Synthetic phonics is not enough. English is an ‘opaque’ or ‘deep’ orthography in which many words do not conform to a simple letter/sound correspondence. The national curriculum insists that children should be taught to read using only phonetic decoding and no other strategies. The evidence from systematic reviews questions this approach. My research is looking at two fundamental issues: the teaching methods used and the vocabulary being selected. Teaching methods used in the intervention are mainly games that have been devised following evidence that children use probabilistic statistical learning and mapping when reading.

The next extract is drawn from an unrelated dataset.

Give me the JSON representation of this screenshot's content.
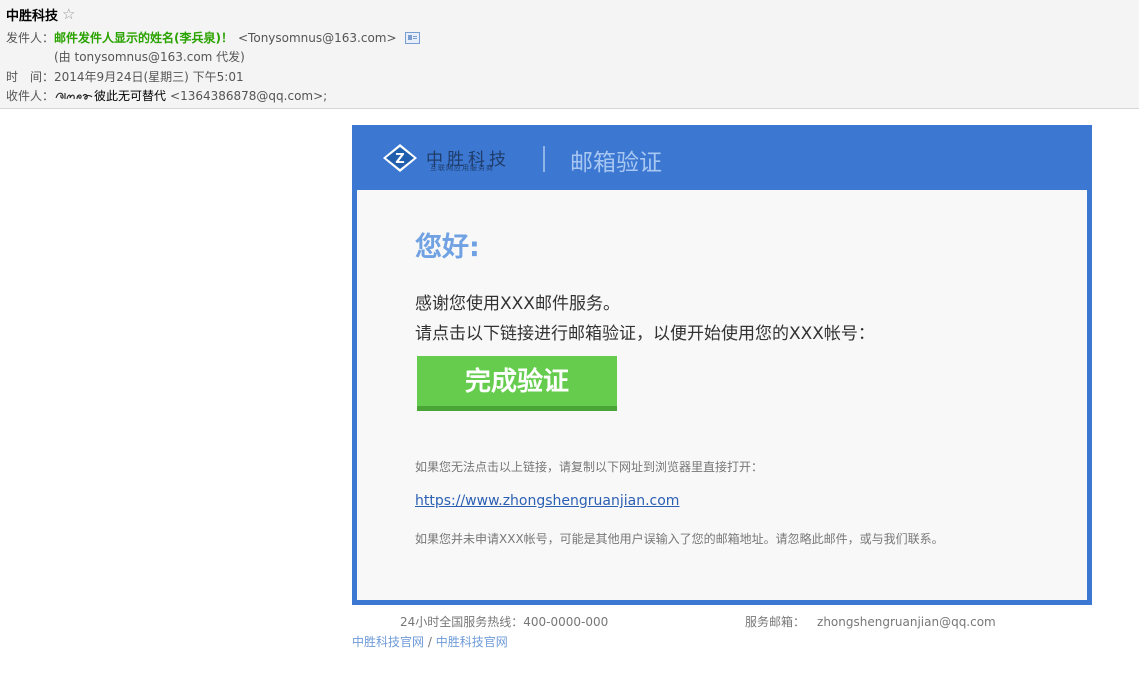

The pilot study, which is still in progress, is a matched-paired three-armed randomised trial in twelve schools. The main challenges for the research have been problems with attrition. Recruitment of schools at present is hard enough and just when you think you have schools on board on Ofsted inspection or illness can throw a spanner in the works. Trying to achieve fidelity of delivery and compliance to the intervention has been another challenge as there is so much variation between classroom environments.

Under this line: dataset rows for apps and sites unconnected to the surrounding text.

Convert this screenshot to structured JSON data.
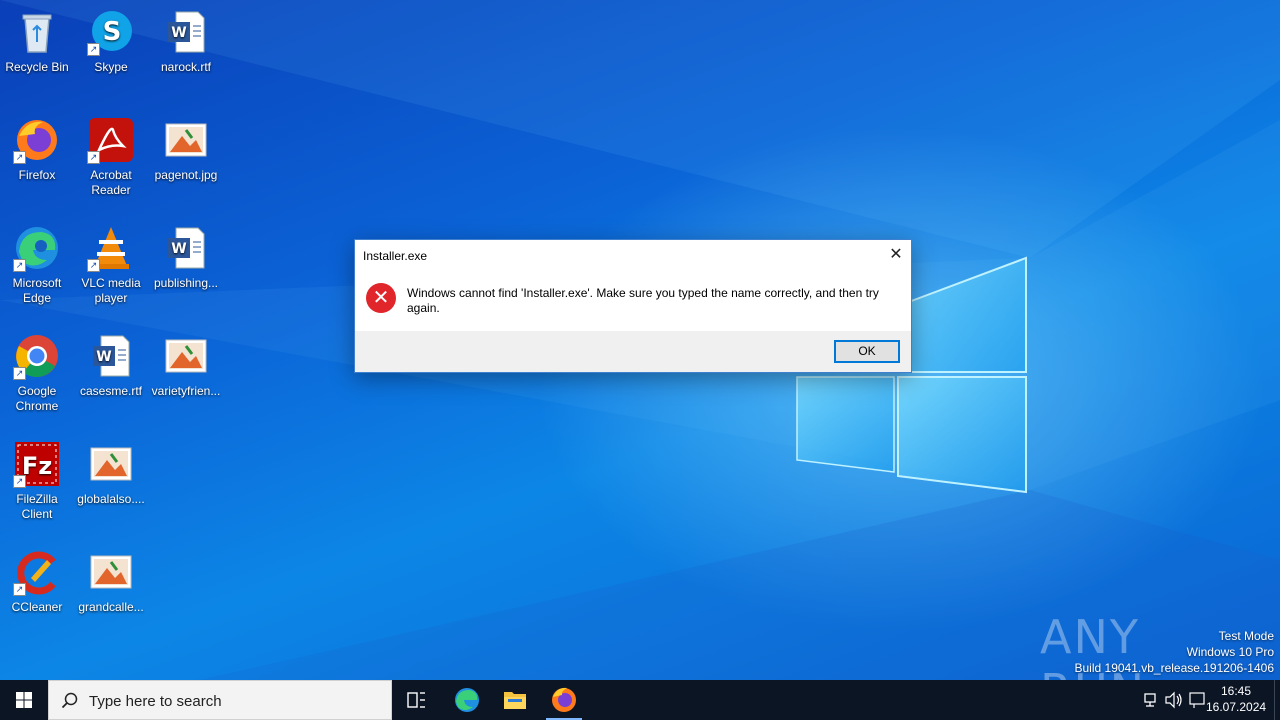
{
  "desktop": {
    "icons": [
      {
        "label": "Recycle Bin",
        "icon": "recycle-bin-icon"
      },
      {
        "label": "Skype",
        "icon": "skype-icon"
      },
      {
        "label": "narock.rtf",
        "icon": "word-document-icon"
      },
      {
        "label": "Firefox",
        "icon": "firefox-icon"
      },
      {
        "label": "Acrobat Reader",
        "icon": "acrobat-reader-icon"
      },
      {
        "label": "pagenot.jpg",
        "icon": "image-file-icon"
      },
      {
        "label": "Microsoft Edge",
        "icon": "edge-icon"
      },
      {
        "label": "VLC media player",
        "icon": "vlc-icon"
      },
      {
        "label": "publishing...",
        "icon": "word-document-icon"
      },
      {
        "label": "Google Chrome",
        "icon": "chrome-icon"
      },
      {
        "label": "casesme.rtf",
        "icon": "word-document-icon"
      },
      {
        "label": "varietyfrien...",
        "icon": "image-file-icon"
      },
      {
        "label": "FileZilla Client",
        "icon": "filezilla-icon"
      },
      {
        "label": "globalalso....",
        "icon": "image-file-icon"
      },
      {
        "label": "CCleaner",
        "icon": "ccleaner-icon"
      },
      {
        "label": "grandcalle...",
        "icon": "image-file-icon"
      }
    ]
  },
  "dialog": {
    "title": "Installer.exe",
    "message": "Windows cannot find 'Installer.exe'. Make sure you typed the name correctly, and then try again.",
    "ok_label": "OK",
    "close_glyph": "✕",
    "error_glyph": "✕"
  },
  "watermark": {
    "brand": "ANY RUN",
    "line1": "Test Mode",
    "line2": "Windows 10 Pro",
    "line3": "Build 19041.vb_release.191206-1406"
  },
  "taskbar": {
    "search_placeholder": "Type here to search",
    "time": "16:45",
    "date": "16.07.2024"
  },
  "colors": {
    "taskbar": "#0c1524",
    "error_red": "#e0262a",
    "accent": "#0078d7"
  }
}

Statistical analysis of baseline results showed non-significant differences between schools. Post-intervention results will hopefully reveal significant effect sizes. Verbal feedback from schools has been encouraging; at least one school is already planning to re-run the programme next year.

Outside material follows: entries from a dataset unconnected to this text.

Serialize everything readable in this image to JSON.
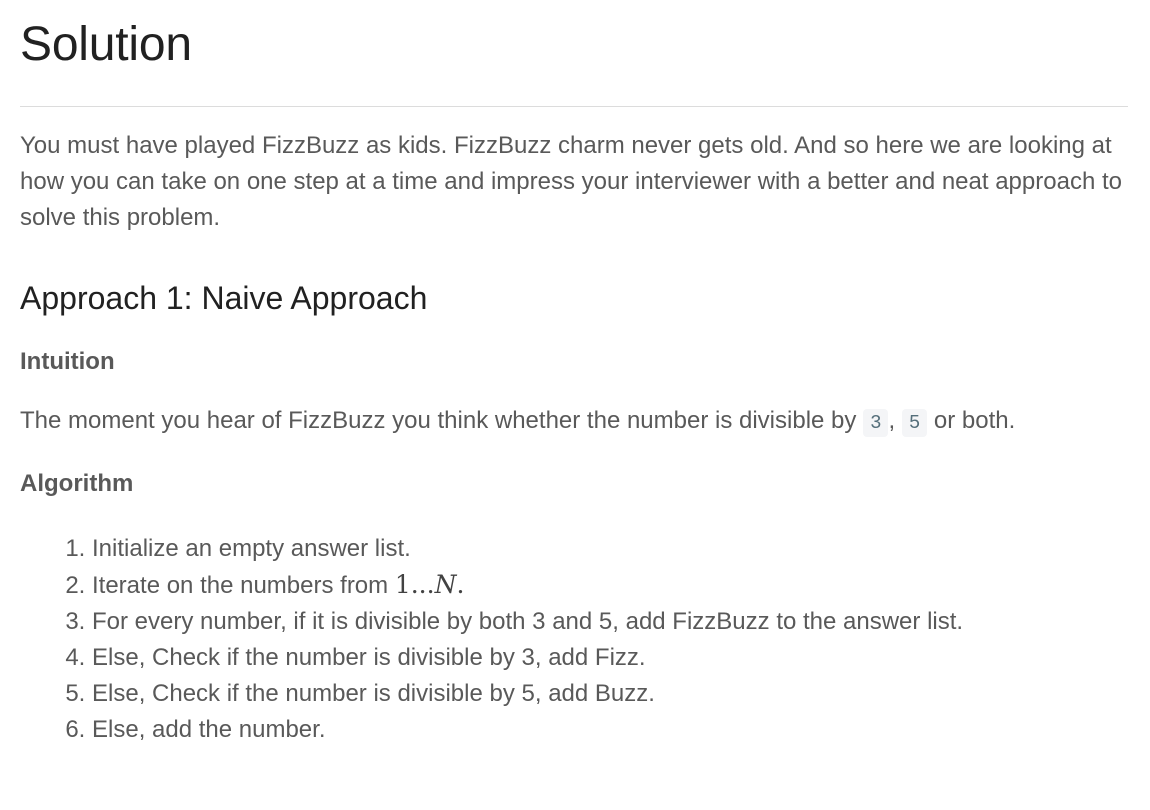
{
  "title": "Solution",
  "intro": "You must have played FizzBuzz as kids. FizzBuzz charm never gets old. And so here we are looking at how you can take on one step at a time and impress your interviewer with a better and neat approach to solve this problem.",
  "approach1": {
    "heading": "Approach 1: Naive Approach",
    "intuition_label": "Intuition",
    "intuition_text_before": "The moment you hear of FizzBuzz you think whether the number is divisible by ",
    "code_a": "3",
    "separator": ", ",
    "code_b": "5",
    "intuition_text_after": " or both.",
    "algorithm_label": "Algorithm",
    "steps": [
      "Initialize an empty answer list.",
      "Iterate on the numbers from ",
      "For every number, if it is divisible by both 3 and 5, add FizzBuzz to the answer list.",
      "Else, Check if the number is divisible by 3, add Fizz.",
      "Else, Check if the number is divisible by 5, add Buzz.",
      "Else, add the number."
    ],
    "step2_math_start": "1...",
    "step2_math_var": "N",
    "step2_math_end": "."
  }
}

Vasudha Malhotra: "It’s about tightening the noose"— Indian teachers’ revelations about teaching Socio-scientific Issues (SSIs)
Considering the changes in the contemporary society caused by scientific and technological developments, the goals of science education have been modified in the past few decades and the attainment of scientific literacy has become one of the most important aims of school science education across the world. For achieving scientific literacy, the inclusion of Socio-scientific issues (SSIs) in the science curriculum has been considered as a prominent theme. This theme poses multiple facets addressing a wide range of research questions to explore the notion of science as a social enterprise.
One of the most important facets to this intriguing research topic is the teachers’ outlook towards teaching of SSIs. This doctoral research aims to explore this facet of research in the context of Indian Science classrooms, in particular: teachers` perspectives on SSIs, different strategies and methods employed by teachers for teaching these issues; and the factors that influence the teaching of SSIs. I have collected a good amount of data from 5 different schools in India by interviewing and observing 14 science teachers.
Initial analysis at this stage reveal that teachers employ a range of methods for teaching SSIs and are influenced by many factors those vary from teachers’ personal views about SSIs to support from the school authorities and many other personal variations. This poster presents an excerpt from these initial findings focused on uncovering the different methods employed by teachers for teaching SSIs and the factors affecting their teaching.
Keynote presentation given by Stephen Gorard
The organising committee would like to thank the research students who have volunteered to give presentations and to encourage those who were not able to present today to take advantage of such opportunities in the future.
The organising committee would also like to thank the following for their help with RSEC 2014:
Stefan Lesnianski, Roger Tattersall, Scarlett Armstrong, Peter Edwards, Dr Elisa Coati, SDDU team, Martin Pelan, Louise Greaves, Dr Maggie McPherson, Pat Gaunt and our colleagues from York, Sheffield and Leeds Universities who have joined us to organise the conference this year.
Conference Organising Committee
Lucy Dix, Chung Gilliland, Giselia Oliviera, Valerie Nave, Maria Rapti, Samyia Ambreen, JinA Kim, Loreto Aliaga, Hamood Al Huneini, Zuraidah Ismail, Liza Ramli, AbdulAziz Alshuyami (University of Leeds)
Jayme Scally, Ruth Mace, Sabah Albalushi (University of York)
Muftah Muhammad, Jiawei Zhang, Wanjing Zhao (Sheffield University)